Along with Acme Inc., Australia’s Federal Government has been asking the same questions and recently released Australia’s Future Workforce? The report shares the view that the key drivers of changes in the job landscape in future are our ageing population, technology and automation, and an increasingly globalised and fragmented workforce.

Our Professional Challenge

As human resource professionals, I believe we should be open-minded and engaged internally and externally with the changing nature of even traditional roles.

Specifically, I am referring to not pulling a role definition out of the HR documents library and requesting ‘same again please.’ Instead, I am suggesting invoking a process that seeks input from the department head as to how and why that role and its function is changing. Reviewing recruitment advertisements for similar positions can also be a valuable input to be presented to managers.

The Evolving Workplace

History presents new specialist skills that are initially sourced externally and over time brought in-house if they become mainstream. However, in part because of the pace of technological change, I believe that this transition will decrease over the next decade, and the ‘on-demand’ workforce will substantially increase.

Evolving workplace

I’ve enjoyed sharing my views about the ‘on-demand’ workforce and how your organisation can make sure you get the most out of them. Many might think of this as simply ‘freelancing’ but this is a fast, evolving, agile new version of the professional services sector.

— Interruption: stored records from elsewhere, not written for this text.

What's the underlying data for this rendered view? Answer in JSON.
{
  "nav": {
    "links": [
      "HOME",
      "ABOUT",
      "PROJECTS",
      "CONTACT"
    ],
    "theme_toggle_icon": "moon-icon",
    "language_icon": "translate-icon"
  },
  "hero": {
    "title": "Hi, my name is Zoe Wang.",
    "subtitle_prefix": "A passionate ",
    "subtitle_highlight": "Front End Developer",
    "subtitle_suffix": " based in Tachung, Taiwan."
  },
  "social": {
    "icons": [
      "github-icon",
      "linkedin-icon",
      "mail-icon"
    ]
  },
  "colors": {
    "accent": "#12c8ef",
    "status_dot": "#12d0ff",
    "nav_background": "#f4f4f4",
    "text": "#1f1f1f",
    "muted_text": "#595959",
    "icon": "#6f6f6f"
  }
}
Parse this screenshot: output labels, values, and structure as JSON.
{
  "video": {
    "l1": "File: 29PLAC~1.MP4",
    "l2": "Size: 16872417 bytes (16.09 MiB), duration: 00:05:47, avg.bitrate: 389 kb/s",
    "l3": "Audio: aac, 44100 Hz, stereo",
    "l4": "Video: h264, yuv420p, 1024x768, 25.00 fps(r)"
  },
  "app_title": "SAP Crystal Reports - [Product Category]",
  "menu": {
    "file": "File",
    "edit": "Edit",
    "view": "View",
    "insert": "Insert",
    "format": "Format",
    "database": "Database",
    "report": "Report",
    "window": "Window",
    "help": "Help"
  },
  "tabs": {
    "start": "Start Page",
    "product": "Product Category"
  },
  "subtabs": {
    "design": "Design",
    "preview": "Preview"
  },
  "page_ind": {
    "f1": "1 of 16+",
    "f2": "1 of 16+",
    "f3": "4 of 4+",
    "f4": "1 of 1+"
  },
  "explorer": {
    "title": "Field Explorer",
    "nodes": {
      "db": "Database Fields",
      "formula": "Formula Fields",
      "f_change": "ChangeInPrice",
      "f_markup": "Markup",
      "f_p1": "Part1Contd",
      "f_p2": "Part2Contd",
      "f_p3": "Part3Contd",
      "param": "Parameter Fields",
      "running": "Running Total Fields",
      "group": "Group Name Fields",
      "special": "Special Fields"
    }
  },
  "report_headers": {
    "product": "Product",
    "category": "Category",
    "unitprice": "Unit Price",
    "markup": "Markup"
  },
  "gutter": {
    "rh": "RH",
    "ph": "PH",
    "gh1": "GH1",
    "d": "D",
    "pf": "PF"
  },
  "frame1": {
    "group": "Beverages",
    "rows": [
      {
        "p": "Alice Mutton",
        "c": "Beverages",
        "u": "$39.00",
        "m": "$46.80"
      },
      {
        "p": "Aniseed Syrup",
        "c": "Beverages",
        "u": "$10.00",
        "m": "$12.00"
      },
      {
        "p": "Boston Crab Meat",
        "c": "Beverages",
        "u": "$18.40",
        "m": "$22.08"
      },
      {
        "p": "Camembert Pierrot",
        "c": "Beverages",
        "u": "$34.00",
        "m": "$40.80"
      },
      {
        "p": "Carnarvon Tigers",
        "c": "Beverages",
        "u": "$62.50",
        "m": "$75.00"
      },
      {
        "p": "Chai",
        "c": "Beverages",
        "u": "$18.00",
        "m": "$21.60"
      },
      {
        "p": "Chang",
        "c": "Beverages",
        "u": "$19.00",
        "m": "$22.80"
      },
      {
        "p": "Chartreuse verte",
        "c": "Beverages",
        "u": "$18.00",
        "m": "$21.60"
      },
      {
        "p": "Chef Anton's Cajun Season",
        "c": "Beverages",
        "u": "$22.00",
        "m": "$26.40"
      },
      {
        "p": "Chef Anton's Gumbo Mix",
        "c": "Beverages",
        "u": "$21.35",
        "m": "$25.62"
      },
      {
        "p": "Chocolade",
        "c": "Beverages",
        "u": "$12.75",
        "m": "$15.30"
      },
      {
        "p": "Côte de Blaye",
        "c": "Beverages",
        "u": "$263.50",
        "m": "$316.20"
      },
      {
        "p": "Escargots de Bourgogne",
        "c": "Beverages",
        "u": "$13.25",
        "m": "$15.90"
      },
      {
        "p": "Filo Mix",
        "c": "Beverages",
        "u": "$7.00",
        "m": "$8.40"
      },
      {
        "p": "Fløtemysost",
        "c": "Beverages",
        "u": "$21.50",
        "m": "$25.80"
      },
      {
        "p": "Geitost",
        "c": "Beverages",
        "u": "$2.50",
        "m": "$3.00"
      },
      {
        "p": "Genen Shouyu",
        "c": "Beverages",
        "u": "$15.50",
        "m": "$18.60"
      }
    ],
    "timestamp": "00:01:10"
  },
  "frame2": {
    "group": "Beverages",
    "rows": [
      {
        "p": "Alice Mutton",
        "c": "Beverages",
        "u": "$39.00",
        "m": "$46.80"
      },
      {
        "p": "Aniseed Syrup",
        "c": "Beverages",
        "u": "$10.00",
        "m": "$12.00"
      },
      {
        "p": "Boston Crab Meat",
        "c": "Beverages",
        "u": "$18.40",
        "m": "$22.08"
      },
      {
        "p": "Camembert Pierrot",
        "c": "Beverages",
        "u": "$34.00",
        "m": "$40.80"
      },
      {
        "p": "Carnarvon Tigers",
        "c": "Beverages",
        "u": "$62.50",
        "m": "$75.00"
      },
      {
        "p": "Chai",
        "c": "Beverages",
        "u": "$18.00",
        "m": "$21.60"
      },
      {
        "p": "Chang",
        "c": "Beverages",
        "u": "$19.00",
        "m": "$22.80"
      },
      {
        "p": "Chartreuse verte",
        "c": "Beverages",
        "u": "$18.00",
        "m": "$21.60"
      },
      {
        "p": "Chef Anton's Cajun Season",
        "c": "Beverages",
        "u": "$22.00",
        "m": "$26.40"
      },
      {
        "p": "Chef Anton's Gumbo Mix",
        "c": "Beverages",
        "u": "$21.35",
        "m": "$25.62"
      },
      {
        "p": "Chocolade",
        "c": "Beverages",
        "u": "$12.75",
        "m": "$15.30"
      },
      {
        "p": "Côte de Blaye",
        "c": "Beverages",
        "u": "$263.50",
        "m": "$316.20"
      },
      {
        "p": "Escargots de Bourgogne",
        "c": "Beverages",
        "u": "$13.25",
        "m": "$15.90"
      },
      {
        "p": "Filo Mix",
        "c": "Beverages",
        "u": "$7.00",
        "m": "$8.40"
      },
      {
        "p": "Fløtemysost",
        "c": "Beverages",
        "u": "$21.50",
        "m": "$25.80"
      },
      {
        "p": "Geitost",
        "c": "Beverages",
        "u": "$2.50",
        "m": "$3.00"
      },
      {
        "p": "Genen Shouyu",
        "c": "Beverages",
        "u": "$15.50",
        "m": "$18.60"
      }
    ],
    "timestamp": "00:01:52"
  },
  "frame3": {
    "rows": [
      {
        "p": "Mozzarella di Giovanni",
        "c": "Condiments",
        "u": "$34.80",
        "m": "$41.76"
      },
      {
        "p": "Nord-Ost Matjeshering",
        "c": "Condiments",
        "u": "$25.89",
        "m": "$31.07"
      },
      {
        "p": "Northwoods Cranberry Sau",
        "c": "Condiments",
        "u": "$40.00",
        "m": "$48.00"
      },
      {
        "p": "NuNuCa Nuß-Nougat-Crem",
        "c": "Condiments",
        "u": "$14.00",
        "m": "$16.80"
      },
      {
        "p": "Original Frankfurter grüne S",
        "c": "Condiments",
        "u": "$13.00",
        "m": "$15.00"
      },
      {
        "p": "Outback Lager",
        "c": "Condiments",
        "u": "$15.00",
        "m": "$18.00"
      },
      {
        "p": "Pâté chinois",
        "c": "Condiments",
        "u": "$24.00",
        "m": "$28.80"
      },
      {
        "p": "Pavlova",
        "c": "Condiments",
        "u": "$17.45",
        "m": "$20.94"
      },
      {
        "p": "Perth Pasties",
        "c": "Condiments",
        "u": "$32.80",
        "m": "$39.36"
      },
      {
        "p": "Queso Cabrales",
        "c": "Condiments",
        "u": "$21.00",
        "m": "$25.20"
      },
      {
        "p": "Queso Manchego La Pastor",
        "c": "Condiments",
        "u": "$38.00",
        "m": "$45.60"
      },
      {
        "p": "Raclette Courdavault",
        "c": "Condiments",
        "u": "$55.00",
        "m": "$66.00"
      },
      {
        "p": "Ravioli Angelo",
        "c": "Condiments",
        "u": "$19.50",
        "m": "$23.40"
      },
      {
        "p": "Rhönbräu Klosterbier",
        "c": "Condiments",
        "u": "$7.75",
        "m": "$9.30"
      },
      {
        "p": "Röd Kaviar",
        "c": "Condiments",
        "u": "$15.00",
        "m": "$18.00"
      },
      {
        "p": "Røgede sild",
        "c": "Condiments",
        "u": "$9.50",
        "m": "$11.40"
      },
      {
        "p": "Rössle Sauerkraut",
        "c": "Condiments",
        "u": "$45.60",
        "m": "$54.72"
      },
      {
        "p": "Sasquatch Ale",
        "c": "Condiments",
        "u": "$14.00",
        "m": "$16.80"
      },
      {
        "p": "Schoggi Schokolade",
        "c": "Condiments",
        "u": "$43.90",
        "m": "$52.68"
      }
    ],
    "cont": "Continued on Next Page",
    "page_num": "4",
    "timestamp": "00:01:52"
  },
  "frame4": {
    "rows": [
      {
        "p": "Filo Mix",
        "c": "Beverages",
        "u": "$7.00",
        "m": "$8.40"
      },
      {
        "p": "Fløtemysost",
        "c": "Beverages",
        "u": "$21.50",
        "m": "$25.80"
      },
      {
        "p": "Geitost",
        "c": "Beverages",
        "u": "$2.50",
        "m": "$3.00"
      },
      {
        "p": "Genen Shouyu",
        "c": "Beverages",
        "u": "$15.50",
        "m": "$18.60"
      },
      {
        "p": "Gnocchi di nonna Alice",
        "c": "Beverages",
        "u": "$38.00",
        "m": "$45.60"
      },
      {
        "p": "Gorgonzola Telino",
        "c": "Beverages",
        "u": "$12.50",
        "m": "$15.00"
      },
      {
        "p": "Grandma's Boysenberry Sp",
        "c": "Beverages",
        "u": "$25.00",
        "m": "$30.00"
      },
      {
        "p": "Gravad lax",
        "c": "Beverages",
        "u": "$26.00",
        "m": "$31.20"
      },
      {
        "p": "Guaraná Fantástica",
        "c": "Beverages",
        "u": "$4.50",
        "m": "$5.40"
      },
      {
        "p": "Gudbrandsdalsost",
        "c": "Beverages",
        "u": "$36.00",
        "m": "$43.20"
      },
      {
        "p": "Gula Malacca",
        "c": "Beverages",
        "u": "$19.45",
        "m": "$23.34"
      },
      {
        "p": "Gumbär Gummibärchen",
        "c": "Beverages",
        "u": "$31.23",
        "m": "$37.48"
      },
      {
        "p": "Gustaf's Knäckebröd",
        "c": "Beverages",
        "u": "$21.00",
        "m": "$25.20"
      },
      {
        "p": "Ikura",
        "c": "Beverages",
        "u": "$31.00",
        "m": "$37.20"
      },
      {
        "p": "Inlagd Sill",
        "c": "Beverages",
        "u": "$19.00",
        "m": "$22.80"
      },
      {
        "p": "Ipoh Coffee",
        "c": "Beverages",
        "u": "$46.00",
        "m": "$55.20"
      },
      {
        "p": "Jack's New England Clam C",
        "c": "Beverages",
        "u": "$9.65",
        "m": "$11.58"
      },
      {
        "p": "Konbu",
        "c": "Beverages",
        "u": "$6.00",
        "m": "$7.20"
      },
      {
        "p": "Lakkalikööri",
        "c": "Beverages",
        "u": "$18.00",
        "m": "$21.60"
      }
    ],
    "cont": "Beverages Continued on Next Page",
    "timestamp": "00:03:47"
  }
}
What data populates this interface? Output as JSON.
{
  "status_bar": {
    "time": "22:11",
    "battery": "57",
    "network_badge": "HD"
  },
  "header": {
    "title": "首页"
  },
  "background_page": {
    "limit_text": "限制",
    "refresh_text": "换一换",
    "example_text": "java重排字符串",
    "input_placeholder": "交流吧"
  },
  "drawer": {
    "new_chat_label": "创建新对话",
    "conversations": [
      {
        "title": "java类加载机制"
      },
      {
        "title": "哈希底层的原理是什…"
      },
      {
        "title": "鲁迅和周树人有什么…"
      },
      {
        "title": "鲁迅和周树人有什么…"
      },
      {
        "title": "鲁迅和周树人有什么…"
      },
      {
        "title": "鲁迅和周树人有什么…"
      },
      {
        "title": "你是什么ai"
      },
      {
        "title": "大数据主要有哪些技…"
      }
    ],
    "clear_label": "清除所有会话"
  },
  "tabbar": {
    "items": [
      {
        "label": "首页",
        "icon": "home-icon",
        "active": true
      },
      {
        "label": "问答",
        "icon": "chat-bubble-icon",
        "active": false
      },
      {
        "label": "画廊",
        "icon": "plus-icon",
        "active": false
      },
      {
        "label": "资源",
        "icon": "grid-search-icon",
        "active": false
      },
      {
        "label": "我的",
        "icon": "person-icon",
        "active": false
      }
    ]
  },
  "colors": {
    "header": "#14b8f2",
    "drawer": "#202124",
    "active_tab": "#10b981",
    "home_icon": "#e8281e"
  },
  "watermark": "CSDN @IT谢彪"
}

In their paper Five Trends that are Dramatically Changing Work and the Workplace   Knoll Workplace Research highlight the ‘coming shortage of knowledge workers, the continuing distribution of organisations and the availability of technologies and social collaboration tools’ will cause organisations to utilise the ‘on-demand’ workforce.

Providing ‘on-demand’ services are lucrative and rewarding personally for the individual. Therefore, I think it’s reasonable to assume this new sector will adapt before new skills become mainstream guaranteeing their availability.

A never ending cycle of transition and transformation

I would like to reassure the pessimists that on our path to 2025 you will not hear a technological big bang, rather, the quiet turning of the wheels of a cycle of transition and transformation providing the opportunity for the workforce to hone new skills.

What did an employee learn in the last year?

Employees keep a close eye on the changes in their domain. They will change employers if they perceive their career will stall without gaining new skills that are required.

An employee’s ability to increase their perceived value to an organisation and enjoy the feedback and recognition that brings has a direct relationship with job satisfaction.

Recent history provides reliable medium-term predictions

The pessimists I meet fear that people, can’t or won’t rise to the challenge of change and sit back and watch their roles be consumed by automation. In my opinion, that severely underestimates the tenacity of the human spirit to grow, learn and adapt.

Technology has been evolving since the wheel. Our skills have been developing ever since someone had to manufacture and fit that wheel.

When one occupation declines, it is replaced by another or perhaps by an enhanced variation that’s requires new skills.

To sum up…

Rather than a list of specific domain skills that will be in the greatest demand on our journey to 2025, I believe that those skills are in fact the willingness to accept and embrace change, being adaptive to new workplace structures that combine internal and external resources and a commitment to acquiring new knowledge.